“The modern music industry is built almost entirely on Black art. The wealth that rightfully belonged to Black artists was stolen outright and to this day continues to grow outside their communities,” he wrote at the time.
Now, talking to Rolling Stone in a new interview, Tweedy set out his vision for a wider set of reparations from the music industry as a whole.
“It’s not an exaggeration to say our culture wouldn’t be our culture without black genius. There’s a shameful history there, and there are things the industry should still be ashamed of. There are things about the way Black artists are treated today that are different and unfair.
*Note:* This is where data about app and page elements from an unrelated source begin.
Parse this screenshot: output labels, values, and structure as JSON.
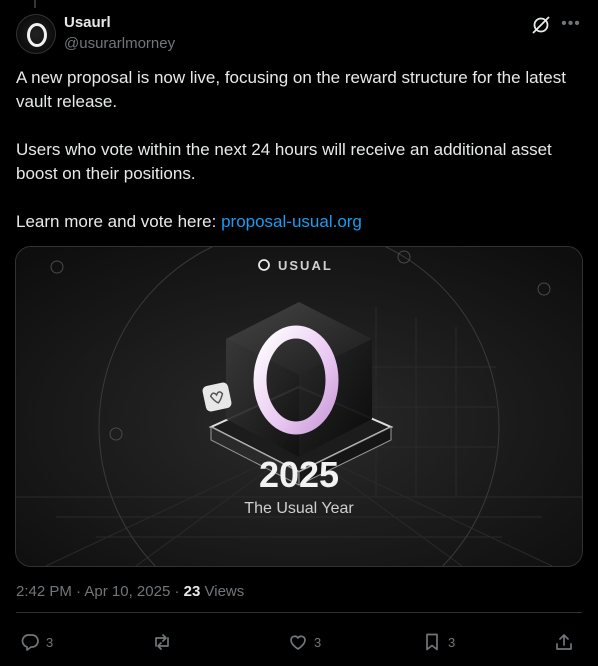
{
  "author": {
    "name": "Usaurl",
    "handle": "@usurarlmorney"
  },
  "post": {
    "paragraph1": "A new proposal is now live, focusing on the reward structure for the latest vault release.",
    "paragraph2": "Users who vote within the next 24 hours will receive an additional asset boost on their positions.",
    "paragraph3_prefix": "Learn more and vote here: ",
    "link_text": "proposal-usual.org"
  },
  "media": {
    "brand_label": "USUAL",
    "headline": "2025",
    "subheadline": "The Usual Year",
    "accent_color": "#e9c8f2"
  },
  "meta": {
    "time": "2:42 PM",
    "separator": "·",
    "date": "Apr 10, 2025",
    "views_count": "23",
    "views_label": "Views"
  },
  "actions": {
    "replies": "3",
    "reposts": "",
    "likes": "3",
    "bookmarks": "3"
  },
  "icons": [
    "grok-icon",
    "more-icon",
    "reply-icon",
    "repost-icon",
    "like-icon",
    "bookmark-icon",
    "share-icon"
  ]
}
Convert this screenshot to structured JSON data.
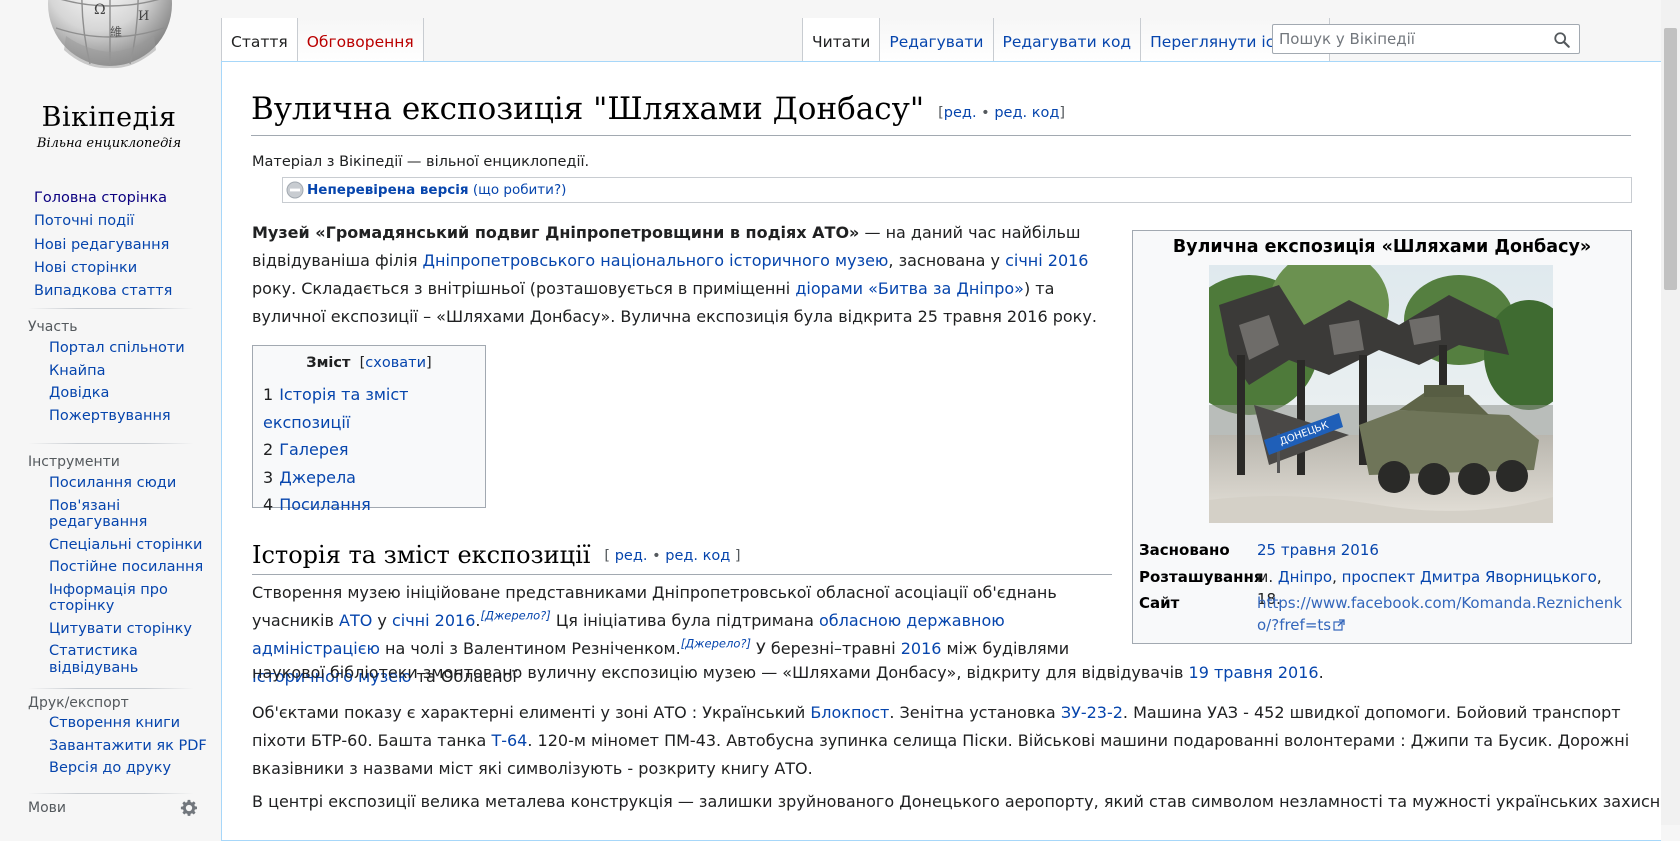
{
  "logo": {
    "wordmark": "Вікіпедія",
    "tagline": "Вільна енциклопедія"
  },
  "sidebar": {
    "main": [
      "Головна сторінка",
      "Поточні події",
      "Нові редагування",
      "Нові сторінки",
      "Випадкова стаття"
    ],
    "participation": {
      "heading": "Участь",
      "items": [
        "Портал спільноти",
        "Кнайпа",
        "Довідка",
        "Пожертвування"
      ]
    },
    "tools": {
      "heading": "Інструменти",
      "items": [
        "Посилання сюди",
        "Пов'язані редагування",
        "Спеціальні сторінки",
        "Постійне посилання",
        "Інформація про сторінку",
        "Цитувати сторінку",
        "Статистика відвідувань"
      ]
    },
    "print": {
      "heading": "Друк/експорт",
      "items": [
        "Створення книги",
        "Завантажити як PDF",
        "Версія до друку"
      ]
    },
    "languages": {
      "heading": "Мови",
      "icon": "gear-icon"
    }
  },
  "tabs": {
    "namespaces": [
      "Стаття",
      "Обговорення"
    ],
    "views": [
      "Читати",
      "Редагувати",
      "Редагувати код",
      "Переглянути історію"
    ]
  },
  "search": {
    "placeholder": "Пошук у Вікіпедії",
    "icon": "search-icon"
  },
  "article": {
    "title": "Вулична експозиція \"Шляхами Донбасу\"",
    "edit_links": {
      "open": "[",
      "edit": "ред.",
      "sep": " • ",
      "edit_source": "ред. код",
      "close": "]"
    },
    "site_sub": "Матеріал з Вікіпедії — вільної енциклопедії.",
    "flagged": {
      "status": "Неперевірена версія",
      "help": "(що робити?)"
    },
    "intro": {
      "bold": "Музей «Громадянський подвиг Дніпропетровщини в подіях АТО»",
      "t1": " — на даний час найбільш відвідуваніша філія ",
      "l1": "Дніпропетровського національного історичного музею",
      "t2": ", заснована у ",
      "l2": "січні 2016",
      "t3": " року. Складається з внітрішньої (розташовується в приміщенні ",
      "l3": "діорами «Битва за Дніпро»",
      "t4": ") та вуличної експозиції – «Шляхами Донбасу». Вулична експозиція була відкрита 25 травня 2016 року."
    },
    "toc": {
      "title": "Зміст",
      "toggle": "сховати",
      "items": [
        {
          "num": "1",
          "label": "Історія та зміст експозиції"
        },
        {
          "num": "2",
          "label": "Галерея"
        },
        {
          "num": "3",
          "label": "Джерела"
        },
        {
          "num": "4",
          "label": "Посилання"
        }
      ]
    },
    "section1": {
      "heading": "Історія та зміст експозиції",
      "p1": {
        "t1": "Створення музею ініційоване представниками Дніпропетровської обласної асоціації об'єднань учасників ",
        "l1": "АТО",
        "t2": " у ",
        "l2": "січні 2016",
        "t3": ".",
        "ref": "[Джерело?]",
        "t4": " Ця ініціатива була підтримана ",
        "l3": "обласною державною адміністрацією",
        "t5": " на чолі з Валентином Резніченком.",
        "ref2": "[Джерело?]",
        "t6": " У березні–травні ",
        "l4": "2016",
        "t7": " між будівлями ",
        "l5": "Історичного музею",
        "t8": " та Обласної"
      },
      "p1b": {
        "t1": "наукової бібліотеки змонтовано вуличну експозицію музею — «Шляхами Донбасу», відкриту для відвідувачів ",
        "l1": "19 травня 2016",
        "t2": "."
      },
      "p2": {
        "t1": "Об'єктами показу є характерні елименті у зоні АТО : Український ",
        "l1": "Блокпост",
        "t2": ". Зенітна установка ",
        "l2": "ЗУ-23-2",
        "t3": ".  Машина УАЗ - 452 швидкої допомоги. Бойовий транспорт піхоти БТР-60. Башта танка ",
        "l3": "Т-64",
        "t4": ". 120-м міномет ПМ-43.  Автобусна зупинка селища Піски. Військові машини подарованні волонтерами : Джипи та Бусик. Дорожні вказівники з назвами міст які символізують - розкриту книгу АТО."
      },
      "p3": "В центрі експозиції  велика металева конструкція — залишки зруйнованого Донецького аеропорту, який став символом незламності та мужності українських захисників,"
    },
    "infobox": {
      "title": "Вулична експозиція «Шляхами Донбасу»",
      "sign_text": "ДОНЕЦЬК",
      "rows": [
        {
          "label": "Засновано",
          "value_link": "25 травня 2016"
        },
        {
          "label": "Розташування",
          "prefix": "м. ",
          "l1": "Дніпро",
          "mid": ", ",
          "l2": "проспект Дмитра Яворницького",
          "suffix": ", 18."
        },
        {
          "label": "Сайт",
          "value_link": "https://www.facebook.com/Komanda.Reznichenko/?fref=ts"
        }
      ]
    }
  },
  "colors": {
    "link": "#0645ad",
    "new_link": "#ba0000",
    "sidebar_bg": "#f6f6f6",
    "content_border": "#a7d7f9"
  }
}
It isn’t an equal playing field.”
Tweedy added: “I’m hoping to be able to put together a coalition of black community leaders and people within the music industry that would help me administer and direct and be somewhat of a board of trustees.
“We’re in the early stages of that, and there’s still an opportunity, in the short term, to continue the discussion as best we can with BMI, and start there, because it’s where I’m registered.”
The frontman also said that he’s looked to his children for advice on how to implement the plans, saying: “They’re both very committed to the community and the cause. They’re in a position where, like a lot of white people trying to be good allies and trying to understand what our role is moving forward, are advocating for a lot of listening and a lot of following.
“I just think that it was important for a white artist to be the one to come out and address this openly, as a conversation starter,” he affirmed.
Tweedy’s Wilco made their comeback last year with new full-length album ‘Ode To Joy’, which NME called “a quietly triumphant return to form” in a four-star album review.